the shadow being applied as a separate pass and then blurred
the fog being animated with depth of field pass
the outline and the sea plane being masked.
Things I’m unsure of still are the 2D characters on the plane on the boat, should they be brought into After Effects or rendered as a pass from Maya?
I created the animatic in adobe premiere. It is based on the storyboard that I created recently in photoshop, as well as the scene that me and Natasha had drawn out on post-it notes. An animatic is essentially a moving storyboard. It can have sound as an added touch, although it is not as important really. However I find that it does add depth and I added some noises using Garageband. I prefer having sound over having a silent animatic.
During the process of creating this animatic I got a better sense of the pacing the story and could tell were I needed to take some parts out or change some parts around. I didn’t exactly stick to using images from the storyboard, I redrew some of the shots and added some extra motions made by the characters in to give a better sense of what is happening in each of the scenes.
I will show this to my team and ask for feedback. I will then use the timing and the shots to divide up the scenes into a detailed shot list, which we can mark during production to know what scenes are completed. I think this will be a very important resource.
I didn’t score any of the animatic because I plan on getting our musician Fiona to come up with a score.

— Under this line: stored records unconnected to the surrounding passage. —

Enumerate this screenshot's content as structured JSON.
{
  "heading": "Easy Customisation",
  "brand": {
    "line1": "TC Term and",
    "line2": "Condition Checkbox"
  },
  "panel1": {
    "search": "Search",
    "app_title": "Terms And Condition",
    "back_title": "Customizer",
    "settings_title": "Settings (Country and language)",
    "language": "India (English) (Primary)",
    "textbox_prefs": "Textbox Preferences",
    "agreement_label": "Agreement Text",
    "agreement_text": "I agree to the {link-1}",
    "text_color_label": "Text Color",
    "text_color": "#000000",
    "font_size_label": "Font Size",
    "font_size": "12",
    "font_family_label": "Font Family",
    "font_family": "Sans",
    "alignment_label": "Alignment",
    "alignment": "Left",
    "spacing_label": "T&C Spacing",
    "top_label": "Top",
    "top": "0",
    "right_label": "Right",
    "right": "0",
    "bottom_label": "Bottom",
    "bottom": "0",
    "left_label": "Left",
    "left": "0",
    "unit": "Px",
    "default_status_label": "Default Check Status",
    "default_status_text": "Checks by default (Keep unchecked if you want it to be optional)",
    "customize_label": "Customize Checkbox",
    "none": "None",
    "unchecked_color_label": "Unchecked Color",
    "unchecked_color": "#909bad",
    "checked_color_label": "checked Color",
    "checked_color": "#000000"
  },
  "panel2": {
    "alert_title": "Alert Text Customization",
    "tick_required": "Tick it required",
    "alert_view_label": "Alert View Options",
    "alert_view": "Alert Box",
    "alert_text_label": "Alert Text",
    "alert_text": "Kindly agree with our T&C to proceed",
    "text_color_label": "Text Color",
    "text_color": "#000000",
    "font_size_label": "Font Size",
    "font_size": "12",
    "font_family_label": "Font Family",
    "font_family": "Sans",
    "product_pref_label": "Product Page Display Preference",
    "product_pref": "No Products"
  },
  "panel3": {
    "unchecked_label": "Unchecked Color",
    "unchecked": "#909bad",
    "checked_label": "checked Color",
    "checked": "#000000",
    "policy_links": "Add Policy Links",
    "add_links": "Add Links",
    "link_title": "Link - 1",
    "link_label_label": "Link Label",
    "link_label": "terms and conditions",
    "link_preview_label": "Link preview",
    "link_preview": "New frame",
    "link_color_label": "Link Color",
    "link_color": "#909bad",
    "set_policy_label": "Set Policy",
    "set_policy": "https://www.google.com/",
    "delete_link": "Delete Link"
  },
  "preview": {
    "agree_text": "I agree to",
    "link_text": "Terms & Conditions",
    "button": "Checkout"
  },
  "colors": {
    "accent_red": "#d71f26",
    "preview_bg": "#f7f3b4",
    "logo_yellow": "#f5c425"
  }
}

I will have a discussion with her soon as well hopefully.
I learnt many new techniques in Adobe Premiere, such as key framing to add movement and how to add a timecode on the footage. Premiere proved to be the quickest software to put together an animatic and make edits along the way. It may not be the best in resolution as all the images are rasterized compared to the previous animatic I did in flash, which looks a great deal smoother. Another problem I had with using premiere was that gave me an error each time I rendered out the footage and saved the file. I couldn’t figure out what I was doing wrong or if this was a bug. I know the only way of resolving it was to save out a new version of the file each time I was making a change, which was annoying but meant that I had a lot versions incase anything went wrong with the file.
So to further develop the action sequence I sat down with Natasha(one of the lead animators). She had been coming up with some awesome designs for the 3 main crabs in the scene and I wanted to work with her to get a handle on the action. Things we needed to consider when doing an action sequence:
The scale of everything
The distance between caracters
the motions that they are making
Obstacles in the way
Position of all the characters, (i.e. where the character begins and where the character will end up)
The camera’s position
All of these added up make for a lot of complexity that needs to be worked out. So to break things down we decided to act out the scene with objects that could represent the characters and their scale. Before break I asked for Natasha to go home and bring back some of her toys so we could act out the scene. I took some of the important shots using my phone and we drew on post-its and stuck it together.
This worked out very well. We could both understand what was going on and where characters had ended up. The result was a much more understandable action sequence. The only thing that we might have done better would have been to keep to the 180 camera rule, however since we could make out the action I don’t think it will be a big deal.
Having finally come to a conclusion on the story of ‘BUOY’ I have completed the storyboard needed for production. On to colour storyboarding and animatic!
This semester is for reflection on practice so I will be doing posts in more detail to go over what I feel went well, what I could have done differently and what I am going to do next.
I feel that I managed to get a clear visual of each of the scenes and they have tone. The storyboard isn’t going to change much after this.
What I could have done better would be adding notes while I was drawing the scene. When discussing the storyboard with my production manager and lead animator, it wasn’t as obvious to them what was happening.
Next I will look at perhaps improving some scene transitions and do the next storyboard in colour!